4 Key trends in employer perspectives on digital health

It’s an exciting time to be a benefits leader, as digital health offerings get more and more innovative. New solutions seem to burst into the marketplace every day, and benefits leaders are working hard to make the best choices for their companies. After all, choosing the right health solutions makes a major impact, as 150 million Americans are affected by the offerings of their employers.

But what are employers offering? To find out, we launched a research initiative with Employee Benefit News. We surveyed more than 340 employers from mid- to enterprise-sized companies about how they use digital health tools, their satisfaction with them, and the value they are seeing.

Our aim was to understand how employers evaluate digital health stratifying by financial business case, impact on employee satisfaction, overall health impact and employee engagement. We learned a lot about employers, employees, and the gaps between their perspectives.

In this article, we’re sharing some trends in employer perspectives. Here’s what you need to know about the employer’s perspective on digital health in 2018.

1. Employers are engaging and investing in digital health technologies

In the past 6 years, we’ve seen huge increases in investments in digital health. Last year, digital health initiatives received $6 billion in funding. The explosion in funds has led to opportunity, but also fragmentation. It’s been difficult for employers to leverage the power of available health solutions.

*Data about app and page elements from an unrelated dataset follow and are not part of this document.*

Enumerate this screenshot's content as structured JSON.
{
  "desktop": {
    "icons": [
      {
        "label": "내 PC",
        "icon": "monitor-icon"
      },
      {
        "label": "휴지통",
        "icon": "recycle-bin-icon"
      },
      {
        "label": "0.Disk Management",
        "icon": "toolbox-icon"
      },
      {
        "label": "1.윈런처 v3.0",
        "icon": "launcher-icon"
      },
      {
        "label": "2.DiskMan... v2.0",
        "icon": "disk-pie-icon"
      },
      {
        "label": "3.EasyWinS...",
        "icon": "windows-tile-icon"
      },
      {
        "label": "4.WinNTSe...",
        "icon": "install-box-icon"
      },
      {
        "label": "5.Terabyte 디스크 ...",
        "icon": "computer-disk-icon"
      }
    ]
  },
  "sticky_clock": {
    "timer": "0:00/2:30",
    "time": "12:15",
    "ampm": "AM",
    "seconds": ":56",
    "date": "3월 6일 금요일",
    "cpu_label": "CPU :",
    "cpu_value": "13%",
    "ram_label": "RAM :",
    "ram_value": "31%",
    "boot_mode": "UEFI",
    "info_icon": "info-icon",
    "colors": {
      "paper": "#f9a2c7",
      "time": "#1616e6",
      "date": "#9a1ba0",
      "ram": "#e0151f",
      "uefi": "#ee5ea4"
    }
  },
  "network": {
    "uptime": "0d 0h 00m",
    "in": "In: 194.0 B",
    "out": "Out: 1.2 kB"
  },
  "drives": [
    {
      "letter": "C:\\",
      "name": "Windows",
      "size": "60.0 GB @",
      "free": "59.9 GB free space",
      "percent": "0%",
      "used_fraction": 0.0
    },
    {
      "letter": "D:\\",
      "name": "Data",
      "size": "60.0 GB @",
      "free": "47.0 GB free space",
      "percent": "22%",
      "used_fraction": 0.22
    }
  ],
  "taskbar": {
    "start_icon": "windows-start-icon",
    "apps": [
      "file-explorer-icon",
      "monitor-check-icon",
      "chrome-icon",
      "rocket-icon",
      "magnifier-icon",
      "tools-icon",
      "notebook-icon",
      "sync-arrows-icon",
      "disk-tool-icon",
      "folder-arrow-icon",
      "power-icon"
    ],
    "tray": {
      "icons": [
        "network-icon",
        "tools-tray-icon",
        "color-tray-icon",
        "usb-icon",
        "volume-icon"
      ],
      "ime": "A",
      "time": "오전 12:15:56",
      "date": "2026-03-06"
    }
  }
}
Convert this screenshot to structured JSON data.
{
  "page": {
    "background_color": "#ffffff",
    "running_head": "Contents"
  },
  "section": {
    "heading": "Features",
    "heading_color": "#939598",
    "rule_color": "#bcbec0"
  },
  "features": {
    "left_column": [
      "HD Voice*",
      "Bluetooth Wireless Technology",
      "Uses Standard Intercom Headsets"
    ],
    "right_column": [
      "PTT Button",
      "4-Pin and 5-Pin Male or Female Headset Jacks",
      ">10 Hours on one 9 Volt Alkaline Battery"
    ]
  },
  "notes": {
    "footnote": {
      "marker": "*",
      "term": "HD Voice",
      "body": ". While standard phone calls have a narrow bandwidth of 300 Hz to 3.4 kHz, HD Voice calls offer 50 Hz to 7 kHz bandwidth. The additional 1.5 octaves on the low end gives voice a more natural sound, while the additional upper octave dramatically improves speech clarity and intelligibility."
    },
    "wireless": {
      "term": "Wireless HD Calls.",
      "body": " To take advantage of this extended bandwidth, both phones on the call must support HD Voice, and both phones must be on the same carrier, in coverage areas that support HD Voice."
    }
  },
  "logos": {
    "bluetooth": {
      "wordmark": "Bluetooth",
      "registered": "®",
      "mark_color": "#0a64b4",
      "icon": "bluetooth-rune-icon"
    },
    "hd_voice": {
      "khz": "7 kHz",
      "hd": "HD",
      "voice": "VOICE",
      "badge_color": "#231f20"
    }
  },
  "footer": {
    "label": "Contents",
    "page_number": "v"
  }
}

Even so, employers reported significant investment in tools for employees. The average employer offers 14 health benefits solutions, through their health plan and from third-party vendors. Large employers– those with 15,000 or more employees– are 1.5x more likely to offer 10 or more digital health programs. Additionally, 20% of small employers (1,000 to 14,999 employees) and 30% of large employers offer 20 or more programs.

2. Employers are on a quest to find solutions in the “sweet spot”

Benefits leaders want to help the employees they serve, but they’re also cognizant of cost savings and engagement rates. After all, benefits leaders need to sell leaders in the organization on digital health solutions, while the programs go no where if employees don’t engage with them.

Employers need to find the sweet spot in digital health benefits — those benefits that match employee health goals, have a strong business case, and truly deliver better health. In order to do so, employers must use data insights to track and measure employee engagement, health outcomes, and cost savings across their health benefits offerings.

3. Most employers maintain the status quo

Many employers are sticking with more mature digital health benefits which means they are maintaining the status quo, offering mostly the same solutions they always have, even though they fall short of expectations for improving employee health or satisfaction.

For example, 82 percent of employers offer an Employee Assistance Program (EAP) when they themselves admit that it does not offer much of a business case at all. And, only 1 percent of employees rank using an EAP or similar program as a top health goal.

4. Employers are increasingly taking a holistic approach

In the past, digital health was always related to the physical body. However, research shows that employees perform better if they are not stressed by their emotional, social, or financial well-being. To best serve their employees, employers are increasingly taking a holistic approach to wellbeing. Rather than focusing on diabetes management and smoking cessation, employers are beginning to offer solutions for financial wellness, weight loss, sleep improvement program, and mental health.

What else do employers think? What about employees?

Employers are doing their best to choose the right digital health offerings for their companies, but are there choices aligned with what their employees want? This article covers a small sampling of the insights found in The State of Digital Health 2018 Report. To learn more about how employers and employees engage in digital health programs, download the report.